◆ **ACTION ITEM**: Reply with one number, the count of lines below that contain the string "description".

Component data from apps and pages
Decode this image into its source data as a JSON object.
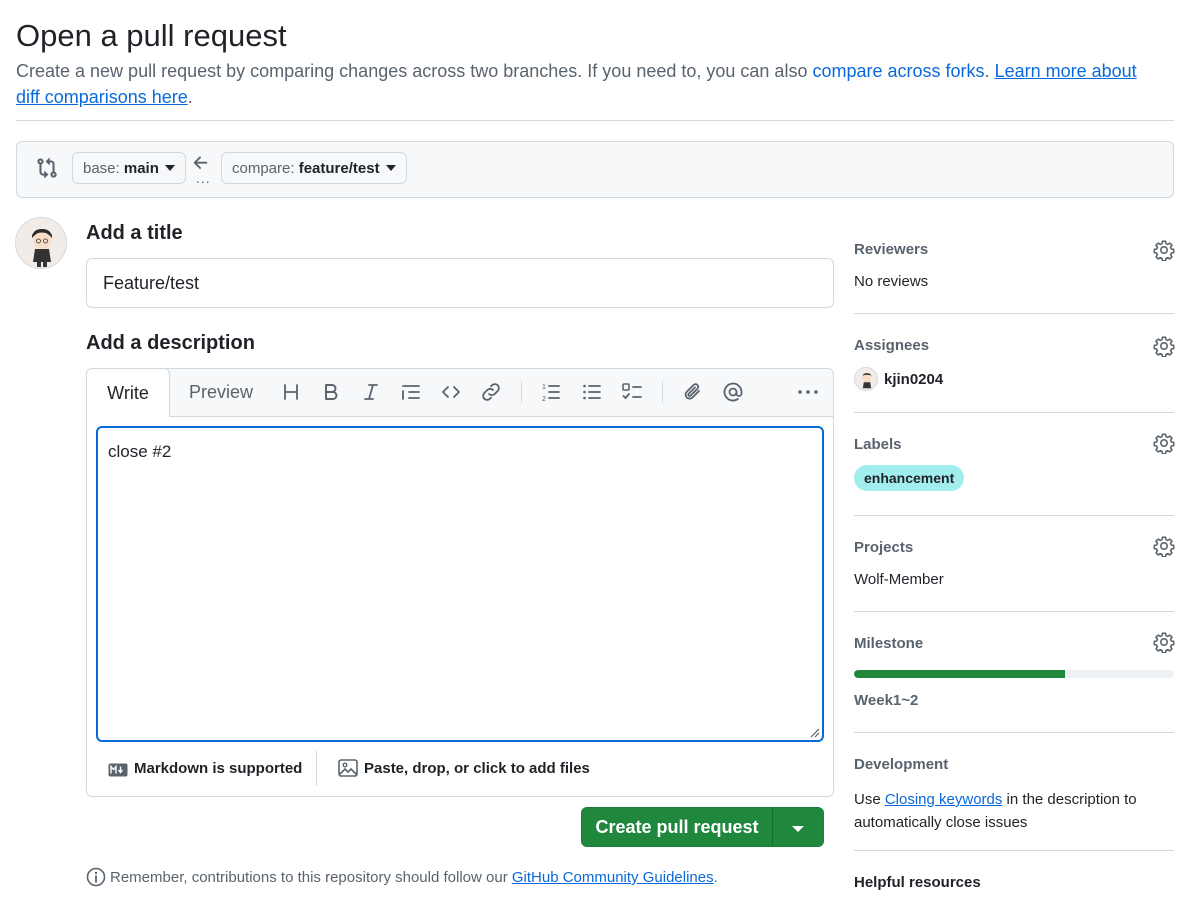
{
  "header": {
    "title": "Open a pull request",
    "subtitle_text": "Create a new pull request by comparing changes across two branches. If you need to, you can also ",
    "compare_forks_link": "compare across forks",
    "period": ".",
    "learn_more_link": "Learn more about diff comparisons here",
    "end": "."
  },
  "compare": {
    "base_prefix": "base: ",
    "base_branch": "main",
    "compare_prefix": "compare: ",
    "compare_branch": "feature/test",
    "dots": "..."
  },
  "form": {
    "title_label": "Add a title",
    "title_value": "Feature/test",
    "description_label": "Add a description",
    "tabs": {
      "write": "Write",
      "preview": "Preview"
    },
    "body_value": "close #2",
    "markdown_note": "Markdown is supported",
    "attach_note": "Paste, drop, or click to add files",
    "create_button": "Create pull request"
  },
  "footer": {
    "remember_text": "Remember, contributions to this repository should follow our ",
    "guidelines_link": "GitHub Community Guidelines",
    "end": "."
  },
  "sidebar": {
    "reviewers": {
      "label": "Reviewers",
      "value": "No reviews"
    },
    "assignees": {
      "label": "Assignees",
      "user": "kjin0204"
    },
    "labels": {
      "label": "Labels",
      "tag": "enhancement",
      "tag_color": "#a2eeef"
    },
    "projects": {
      "label": "Projects",
      "value": "Wolf-Member"
    },
    "milestone": {
      "label": "Milestone",
      "name": "Week1~2",
      "progress_percent": 66
    },
    "development": {
      "label": "Development",
      "text_before": "Use ",
      "link": "Closing keywords",
      "text_after": " in the description to automatically close issues"
    },
    "helpful": {
      "label": "Helpful resources"
    }
  },
  "colors": {
    "primary_button": "#1f883d",
    "link": "#0969da",
    "focus_border": "#0969da"
  },
  "icons": [
    "git-compare-icon",
    "arrow-left-icon",
    "heading-icon",
    "bold-icon",
    "italic-icon",
    "quote-icon",
    "code-icon",
    "link-icon",
    "ordered-list-icon",
    "unordered-list-icon",
    "task-list-icon",
    "paperclip-icon",
    "mention-icon",
    "kebab-icon",
    "markdown-icon",
    "image-icon",
    "info-icon",
    "gear-icon"
  ]
}
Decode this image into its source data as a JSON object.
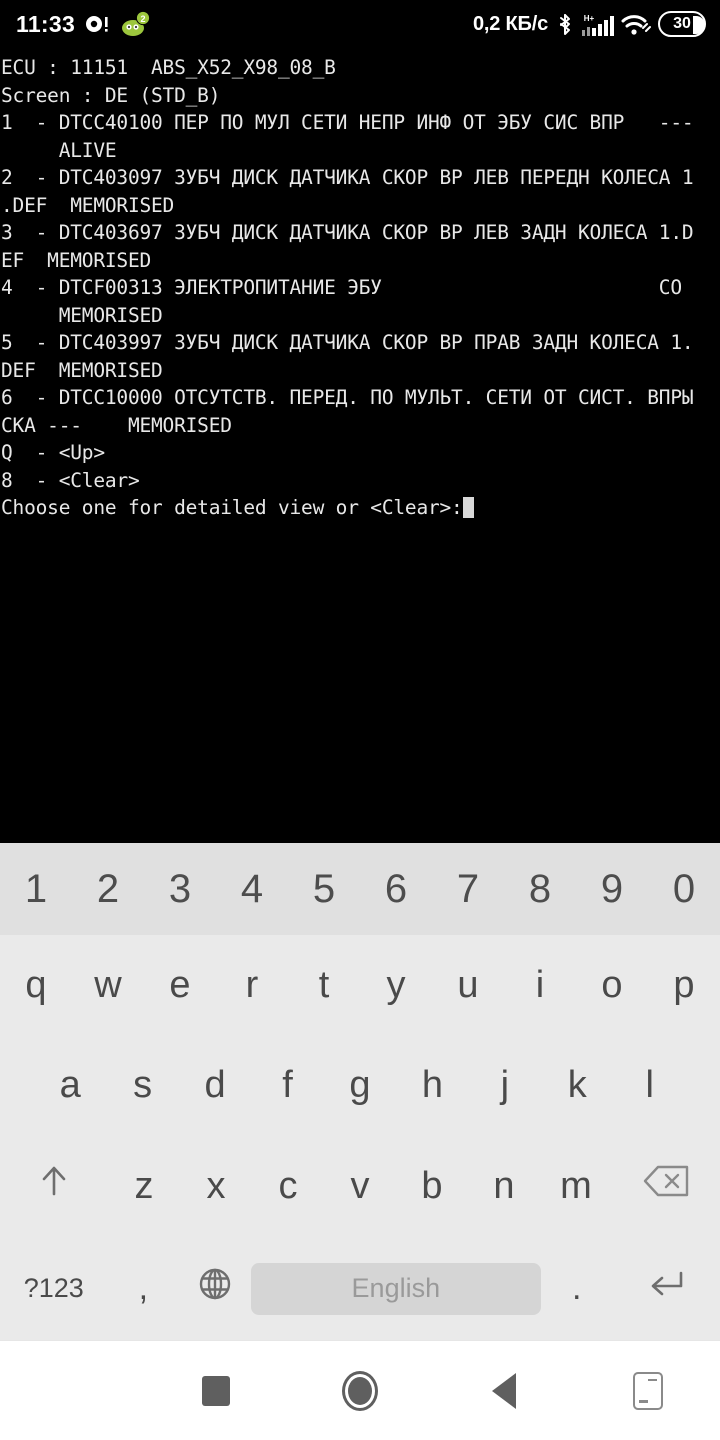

◆ **ANSWER AREA**: 2